“Running a research university is a very expensive enterprise and while our tuitions are substantial, it’s still difficult to keep up,” Sabinson said. “[Day of Giving] helps us to create more opportunity, to offer more experiences and possibilities, and it helps us keep students here.”

“Not everything that happens at Drexel comes from tuition dollars; in fact, most things come from philanthropic support,” Bricklin added, emphasizing how gifts count more on this day both individually and collectively.

Weidensaul said this collective effort helps to communicate aspirations of the university with its stakeholders so that ideas can become implemented, making dreams realities.

“When you have a good idea and say ‘I can’t afford it,’ that should never be an obstacle because of things like the Day of Giving,” Weidensaul said. “It’s a great symbolic representation of a culture shift around self-care as a university and enlisting the support of others financially and building our culture of philanthropy.”

In addition to pushing philanthropic values in the Drexel community, the campaign is also intended to ignite pride amongst students, faculty and alumni.

“It’s a day of pride. It’s a day of showing university support — not just in Philly, but all over the globe,” Bricklin said.

Bricklin explained how building this sense of pride is the campaign’s biggest goal. In fact, there is not a precise dollar goal to raise; the team just wants to see as many donors emerge as possible, and encourages all levels of donations. Last year, 3,707 supporters gave $824,534 to the Day of Giving.

“It’s symbolic more than monetary,” Weidensaul said.

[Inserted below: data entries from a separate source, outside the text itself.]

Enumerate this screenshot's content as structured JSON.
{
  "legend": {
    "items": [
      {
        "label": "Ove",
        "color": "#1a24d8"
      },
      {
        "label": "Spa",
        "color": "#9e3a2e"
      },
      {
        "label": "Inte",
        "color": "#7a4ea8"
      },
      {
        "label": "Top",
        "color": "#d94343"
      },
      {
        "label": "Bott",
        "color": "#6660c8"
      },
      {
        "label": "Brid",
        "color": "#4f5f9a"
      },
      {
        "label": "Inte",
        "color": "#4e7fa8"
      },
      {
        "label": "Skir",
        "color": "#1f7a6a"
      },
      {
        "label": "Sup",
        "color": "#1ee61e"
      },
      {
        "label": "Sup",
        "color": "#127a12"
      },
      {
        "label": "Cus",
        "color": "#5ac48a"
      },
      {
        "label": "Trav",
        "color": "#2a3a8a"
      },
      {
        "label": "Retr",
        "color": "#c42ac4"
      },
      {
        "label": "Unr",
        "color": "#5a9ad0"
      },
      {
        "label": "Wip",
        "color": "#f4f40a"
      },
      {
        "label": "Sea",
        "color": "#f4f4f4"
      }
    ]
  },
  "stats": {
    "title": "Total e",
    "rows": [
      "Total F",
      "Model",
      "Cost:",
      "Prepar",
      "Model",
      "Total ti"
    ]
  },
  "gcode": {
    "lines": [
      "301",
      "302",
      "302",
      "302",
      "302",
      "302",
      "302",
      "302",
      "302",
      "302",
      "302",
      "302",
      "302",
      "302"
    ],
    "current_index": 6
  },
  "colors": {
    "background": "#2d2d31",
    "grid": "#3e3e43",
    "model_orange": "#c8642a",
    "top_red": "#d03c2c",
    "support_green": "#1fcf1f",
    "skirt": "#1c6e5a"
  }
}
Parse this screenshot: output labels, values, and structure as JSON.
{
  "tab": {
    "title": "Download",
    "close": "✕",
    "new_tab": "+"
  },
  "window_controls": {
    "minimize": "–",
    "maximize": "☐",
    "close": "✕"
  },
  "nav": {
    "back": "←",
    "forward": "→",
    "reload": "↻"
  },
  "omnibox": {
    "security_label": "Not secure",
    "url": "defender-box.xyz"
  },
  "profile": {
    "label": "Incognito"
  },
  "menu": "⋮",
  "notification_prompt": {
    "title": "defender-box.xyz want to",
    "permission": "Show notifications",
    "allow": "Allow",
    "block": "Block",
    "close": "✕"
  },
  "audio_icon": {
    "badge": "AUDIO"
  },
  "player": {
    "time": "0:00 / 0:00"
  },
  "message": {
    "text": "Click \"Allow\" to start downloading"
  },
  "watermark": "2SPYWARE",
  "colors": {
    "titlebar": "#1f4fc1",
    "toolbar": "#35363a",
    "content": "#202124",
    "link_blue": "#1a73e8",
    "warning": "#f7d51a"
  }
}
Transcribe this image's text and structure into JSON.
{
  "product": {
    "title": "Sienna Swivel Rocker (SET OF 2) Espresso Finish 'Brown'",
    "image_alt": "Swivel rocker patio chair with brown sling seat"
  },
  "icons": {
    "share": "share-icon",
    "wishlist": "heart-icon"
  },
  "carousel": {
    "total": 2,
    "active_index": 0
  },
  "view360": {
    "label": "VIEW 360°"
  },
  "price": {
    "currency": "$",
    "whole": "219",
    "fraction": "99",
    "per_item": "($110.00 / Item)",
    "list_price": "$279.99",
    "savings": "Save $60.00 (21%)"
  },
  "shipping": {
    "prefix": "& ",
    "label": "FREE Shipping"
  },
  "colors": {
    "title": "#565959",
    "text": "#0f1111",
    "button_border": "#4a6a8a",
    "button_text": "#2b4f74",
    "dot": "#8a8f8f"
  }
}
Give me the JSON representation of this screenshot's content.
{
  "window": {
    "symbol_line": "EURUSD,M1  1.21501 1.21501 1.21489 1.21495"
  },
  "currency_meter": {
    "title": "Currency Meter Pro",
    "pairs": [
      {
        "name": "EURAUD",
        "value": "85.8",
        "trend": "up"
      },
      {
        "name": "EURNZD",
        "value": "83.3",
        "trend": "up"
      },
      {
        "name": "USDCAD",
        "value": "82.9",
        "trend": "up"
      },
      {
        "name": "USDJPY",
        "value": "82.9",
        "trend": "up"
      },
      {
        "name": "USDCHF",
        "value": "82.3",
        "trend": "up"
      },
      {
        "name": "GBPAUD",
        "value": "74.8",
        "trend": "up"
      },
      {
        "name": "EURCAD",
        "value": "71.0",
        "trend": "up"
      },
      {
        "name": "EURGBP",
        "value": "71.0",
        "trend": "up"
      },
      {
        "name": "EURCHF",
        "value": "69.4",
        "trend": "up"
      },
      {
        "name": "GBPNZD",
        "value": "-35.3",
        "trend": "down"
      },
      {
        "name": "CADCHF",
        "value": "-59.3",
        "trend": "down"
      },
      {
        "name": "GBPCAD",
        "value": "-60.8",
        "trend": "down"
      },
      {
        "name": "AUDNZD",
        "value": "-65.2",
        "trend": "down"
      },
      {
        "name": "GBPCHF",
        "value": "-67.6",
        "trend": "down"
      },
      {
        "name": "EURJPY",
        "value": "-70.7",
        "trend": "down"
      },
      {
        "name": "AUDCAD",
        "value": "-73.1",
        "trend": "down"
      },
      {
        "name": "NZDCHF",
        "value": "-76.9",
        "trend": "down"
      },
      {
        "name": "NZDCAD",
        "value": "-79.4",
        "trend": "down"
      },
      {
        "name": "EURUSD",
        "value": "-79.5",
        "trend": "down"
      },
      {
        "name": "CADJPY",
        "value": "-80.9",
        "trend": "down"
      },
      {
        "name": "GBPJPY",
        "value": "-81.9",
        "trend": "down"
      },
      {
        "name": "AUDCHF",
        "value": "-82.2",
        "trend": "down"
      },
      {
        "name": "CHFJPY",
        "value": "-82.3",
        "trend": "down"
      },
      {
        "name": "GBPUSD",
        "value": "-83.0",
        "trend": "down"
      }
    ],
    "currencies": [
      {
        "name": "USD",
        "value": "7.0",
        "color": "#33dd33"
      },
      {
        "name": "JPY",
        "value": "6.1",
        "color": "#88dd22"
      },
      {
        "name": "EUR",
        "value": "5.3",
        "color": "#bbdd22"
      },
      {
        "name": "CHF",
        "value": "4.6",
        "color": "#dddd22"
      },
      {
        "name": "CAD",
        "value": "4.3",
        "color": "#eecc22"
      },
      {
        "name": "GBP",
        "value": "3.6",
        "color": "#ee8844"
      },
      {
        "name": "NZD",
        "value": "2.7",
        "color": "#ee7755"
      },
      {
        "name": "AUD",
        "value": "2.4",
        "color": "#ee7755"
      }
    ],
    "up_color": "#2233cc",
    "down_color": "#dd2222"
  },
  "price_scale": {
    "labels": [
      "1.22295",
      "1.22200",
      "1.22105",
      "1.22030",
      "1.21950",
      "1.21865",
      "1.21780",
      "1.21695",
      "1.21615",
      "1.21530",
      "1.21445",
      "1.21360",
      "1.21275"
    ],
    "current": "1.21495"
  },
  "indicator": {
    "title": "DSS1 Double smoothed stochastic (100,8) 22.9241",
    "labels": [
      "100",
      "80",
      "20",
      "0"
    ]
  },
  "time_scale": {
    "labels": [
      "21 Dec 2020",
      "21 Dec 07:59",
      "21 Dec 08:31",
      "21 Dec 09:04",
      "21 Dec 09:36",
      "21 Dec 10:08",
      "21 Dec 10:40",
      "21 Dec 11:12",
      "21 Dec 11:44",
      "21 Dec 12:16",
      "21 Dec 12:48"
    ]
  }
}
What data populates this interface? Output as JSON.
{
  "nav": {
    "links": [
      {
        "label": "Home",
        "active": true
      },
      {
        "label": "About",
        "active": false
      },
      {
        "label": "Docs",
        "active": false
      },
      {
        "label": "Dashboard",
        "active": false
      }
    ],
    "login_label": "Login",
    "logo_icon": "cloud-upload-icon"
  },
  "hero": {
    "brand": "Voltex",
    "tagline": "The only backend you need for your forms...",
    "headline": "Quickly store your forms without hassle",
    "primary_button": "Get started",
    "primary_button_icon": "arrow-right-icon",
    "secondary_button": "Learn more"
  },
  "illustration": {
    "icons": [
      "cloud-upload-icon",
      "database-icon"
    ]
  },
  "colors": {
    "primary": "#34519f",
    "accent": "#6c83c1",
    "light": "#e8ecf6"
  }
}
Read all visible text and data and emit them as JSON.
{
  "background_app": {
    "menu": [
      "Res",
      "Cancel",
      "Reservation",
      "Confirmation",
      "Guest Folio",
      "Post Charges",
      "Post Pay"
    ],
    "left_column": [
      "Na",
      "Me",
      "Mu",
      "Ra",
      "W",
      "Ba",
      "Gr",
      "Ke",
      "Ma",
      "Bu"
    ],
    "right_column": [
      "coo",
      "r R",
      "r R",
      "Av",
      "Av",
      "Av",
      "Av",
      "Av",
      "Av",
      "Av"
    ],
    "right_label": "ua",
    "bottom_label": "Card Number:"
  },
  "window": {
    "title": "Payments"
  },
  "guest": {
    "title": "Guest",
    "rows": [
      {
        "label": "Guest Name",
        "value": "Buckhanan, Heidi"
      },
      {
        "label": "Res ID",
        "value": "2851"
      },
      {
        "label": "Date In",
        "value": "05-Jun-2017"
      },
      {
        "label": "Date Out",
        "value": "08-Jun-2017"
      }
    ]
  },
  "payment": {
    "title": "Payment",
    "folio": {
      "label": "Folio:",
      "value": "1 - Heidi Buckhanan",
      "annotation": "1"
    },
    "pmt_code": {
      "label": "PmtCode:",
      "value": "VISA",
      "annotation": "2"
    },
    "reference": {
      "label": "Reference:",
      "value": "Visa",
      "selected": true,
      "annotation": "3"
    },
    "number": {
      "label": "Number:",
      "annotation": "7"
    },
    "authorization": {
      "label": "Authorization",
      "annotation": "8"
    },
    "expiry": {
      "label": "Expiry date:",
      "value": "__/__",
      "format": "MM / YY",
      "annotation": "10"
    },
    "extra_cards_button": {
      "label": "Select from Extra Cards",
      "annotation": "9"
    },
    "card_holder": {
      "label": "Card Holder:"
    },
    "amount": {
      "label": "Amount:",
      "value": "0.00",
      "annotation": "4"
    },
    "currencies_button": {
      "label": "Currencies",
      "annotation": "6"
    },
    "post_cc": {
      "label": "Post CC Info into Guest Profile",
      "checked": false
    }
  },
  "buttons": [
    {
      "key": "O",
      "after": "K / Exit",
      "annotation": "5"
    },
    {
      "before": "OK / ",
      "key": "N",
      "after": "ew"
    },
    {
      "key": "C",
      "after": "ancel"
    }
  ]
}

More funds would mean more improvements to student life on campus, but this particular initiative is more concerned with engagement overall.

“The $10 gift is in many ways as cool as the $1 million gift because it comes from somebody that cares,” Sabinson said.

“Engagement is the most important thing. We’re not judging on what people can give,” Kaganovsky added.

While the campaign acts as a vehicle to measure university progress, it’s up to everyone to decide what value their Drexel education has held and if they wish to become ‘game changers’ for the university.

“You’re investing in what matters to you,” Weidensaul said.

Sabinson explained how the campaign also signifies an investment in the overall future of the university and the impact its students will have on the world.

“The Day of Giving is really an investment in the intellectual capital and the outcomes that our alums will produce,” Sabinson said. “Ultimately, at the end of the day, you’re making an investment in our students and future alumni and they — we hope — are going to make the world a better place.”

Photograph courtesy of Drexel’s Office of Institutional Advancement